My love affair with theatre (and yes, I'm enough of a theatre geek that I spell it that way, not "theater") began as most do I imagine, in a darkened auditorium, swept away in the wonder and majesty of a beautiful story close enough to touch. A story you feel like you are part of, not witnessing. I was four years old and my mother took me to a production of Camelot at the college she attended. Had it been any other production, I can honestly tell you the course of my life might have been altered. This one evening in my life at such a tender age defined me in ways that I'm only begining to understand.
Of course, what four year old girl isn't rapt with the idea of Kings and Queens and dashing knights in armor, and lovely wicked bastard sons working their evil in dastardly ways? That's what hooked me, I loved sweet selfish Guenivere and doddering and loving Arthur. I was enamored with the narcissistic (go figure) Lancelot and squealed with delight at Mordred's charming flavor of nastiness. But the thing that stuck with me from day one to whatever day I'm on today was the scene where the round table was conceived.

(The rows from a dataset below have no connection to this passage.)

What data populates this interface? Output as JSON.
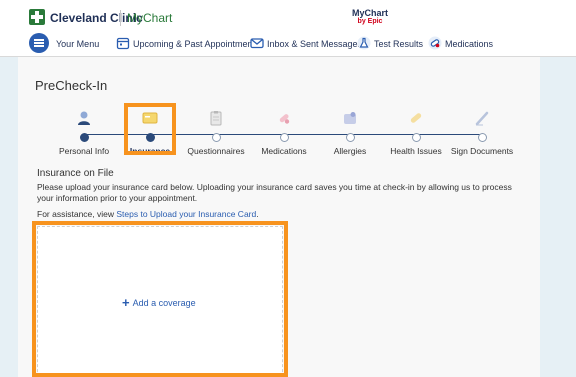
{
  "header": {
    "brand_name": "Cleveland Clinic",
    "brand_product": "MyChart",
    "epic_logo": {
      "line1": "MyChart",
      "line2": "by Epic"
    }
  },
  "nav": {
    "menu_label": "Your Menu",
    "items": [
      {
        "label": "Upcoming & Past Appointments",
        "icon": "calendar-icon"
      },
      {
        "label": "Inbox & Sent Messages",
        "icon": "envelope-icon"
      },
      {
        "label": "Test Results",
        "icon": "flask-icon"
      },
      {
        "label": "Medications",
        "icon": "pills-icon"
      }
    ]
  },
  "page": {
    "title": "PreCheck-In"
  },
  "steps": [
    {
      "label": "Personal Info",
      "icon": "person-icon",
      "state": "done"
    },
    {
      "label": "Insurance",
      "icon": "card-icon",
      "state": "active"
    },
    {
      "label": "Questionnaires",
      "icon": "clipboard-icon",
      "state": "todo"
    },
    {
      "label": "Medications",
      "icon": "pills-icon",
      "state": "todo"
    },
    {
      "label": "Allergies",
      "icon": "allergy-icon",
      "state": "todo"
    },
    {
      "label": "Health Issues",
      "icon": "bandage-icon",
      "state": "todo"
    },
    {
      "label": "Sign Documents",
      "icon": "pen-icon",
      "state": "todo"
    }
  ],
  "insurance": {
    "title": "Insurance on File",
    "description": "Please upload your insurance card below. Uploading your insurance card saves you time at check-in by allowing us to process your information prior to your appointment.",
    "assist_prefix": "For assistance, view ",
    "assist_link": "Steps to Upload your Insurance Card",
    "assist_suffix": ".",
    "add_coverage": "Add a coverage"
  },
  "colors": {
    "accent": "#2a5db0",
    "highlight": "#f7931e",
    "brand_green": "#2a7a3a",
    "navy": "#1f2f56"
  }
}
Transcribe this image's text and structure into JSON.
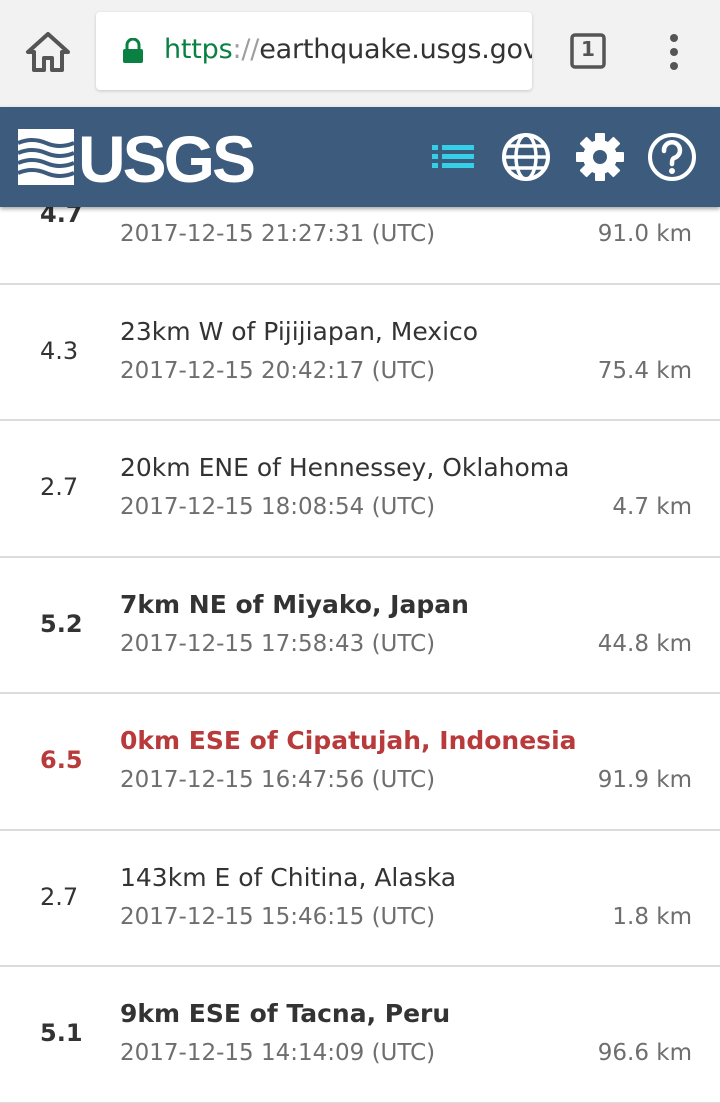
{
  "browser": {
    "url_scheme": "https",
    "url_separator": "://",
    "url_host": "earthquake.usgs.gov/",
    "tab_count": "1"
  },
  "header": {
    "logo_text": "USGS",
    "icons": [
      "list-icon",
      "globe-icon",
      "gear-icon",
      "help-icon"
    ],
    "background": "#3d5b7d",
    "active_icon_color": "#35d0e8"
  },
  "earthquakes": [
    {
      "mag": "4.7",
      "place": "",
      "time": "2017-12-15 21:27:31 (UTC)",
      "depth": "91.0 km",
      "style": "bold"
    },
    {
      "mag": "4.3",
      "place": "23km W of Pijijiapan, Mexico",
      "time": "2017-12-15 20:42:17 (UTC)",
      "depth": "75.4 km",
      "style": "normal"
    },
    {
      "mag": "2.7",
      "place": "20km ENE of Hennessey, Oklahoma",
      "time": "2017-12-15 18:08:54 (UTC)",
      "depth": "4.7 km",
      "style": "normal"
    },
    {
      "mag": "5.2",
      "place": "7km NE of Miyako, Japan",
      "time": "2017-12-15 17:58:43 (UTC)",
      "depth": "44.8 km",
      "style": "bold"
    },
    {
      "mag": "6.5",
      "place": "0km ESE of Cipatujah, Indonesia",
      "time": "2017-12-15 16:47:56 (UTC)",
      "depth": "91.9 km",
      "style": "alert"
    },
    {
      "mag": "2.7",
      "place": "143km E of Chitina, Alaska",
      "time": "2017-12-15 15:46:15 (UTC)",
      "depth": "1.8 km",
      "style": "normal"
    },
    {
      "mag": "5.1",
      "place": "9km ESE of Tacna, Peru",
      "time": "2017-12-15 14:14:09 (UTC)",
      "depth": "96.6 km",
      "style": "bold"
    }
  ],
  "colors": {
    "alert": "#b83a3a",
    "secure_green": "#0b8043"
  }
}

Arthur was a well meaning screw up. He had accidentally become king, it had never been his intention to be king, and he wore the title uncomfortably. Finally in a place with the love of a woman that he adores, he wants desperately to be more than king...he wants to be a GOOD king. He races through their chambers as he dresses pontificating about what it is that his kingdom needs. He knows more than anything that it needs peace. As he wraps himself around the idea that the noblemen, the knights of his kingdom, must personify something new, he thinks about who they are. They are the strongest, both physically and economically, of the land. And with their power, they determine how life is for all others. Their might determines what is right. "Might is right," he disconcertedly mutters to himself. Finally with the help of Guenivere, he begins to realize that as king, he can mold a new heirarchy, where all nobles are equal and given equal consideration. Guenivere offers the use of a huge round table that they were gifted for their wedding so that no one would have the honor of sitting at the head, all people would be equal. And as the idea springs to life, Arthur dashes around the room shouting about his ideal kingdom, ending triumphantly with "Not might is right...might FOR right!"
I was caught and my fate as an idealist, bleeding heart, liberal theatre geek was sealed. Might for right. Might FOR right. It resonates at the very core of my being. It is in everything I feel and I do. I'm a little girl caught in my own fantasy kingdom that didn't quite grow up.
But it isn't such a bad thing.
We all know where that story went. Arthur built his beautiful Camelot into a place more magical than he could have imagined. It attracted people from far and wide, including the man who would be his best friend and who would also destroy it all, Lancelot. And it attracted the attention of a bitter son who would have them all die in bitter dissapointment for the sins of his father.
"Don't let it be forgot, that once there was a spot, for one brief shining moment, that was known as Camelot."
Ok, so if you aren't a theatre person, or don't know the show, I'm probably taking lots for granted. But in the final scene as Camelot crumbles, Arthur sends a young boy out into the world, comanding him to hide and be safe, to live a long and fruitful life, and to tell anyone who would listen about the beauty and the joy that Camelot had brought.
"Run boy, RUN!"
And I was that boy. I'm still fighting the fight, dreaming the dream. And I'm enamored by the fact that my own Lancelot didn't destroy the dream. And I'm wondering if maybe there's a round table hidden in a dungeon somewhere in the depths of my soul that I need to drag out, clean up, and put to use.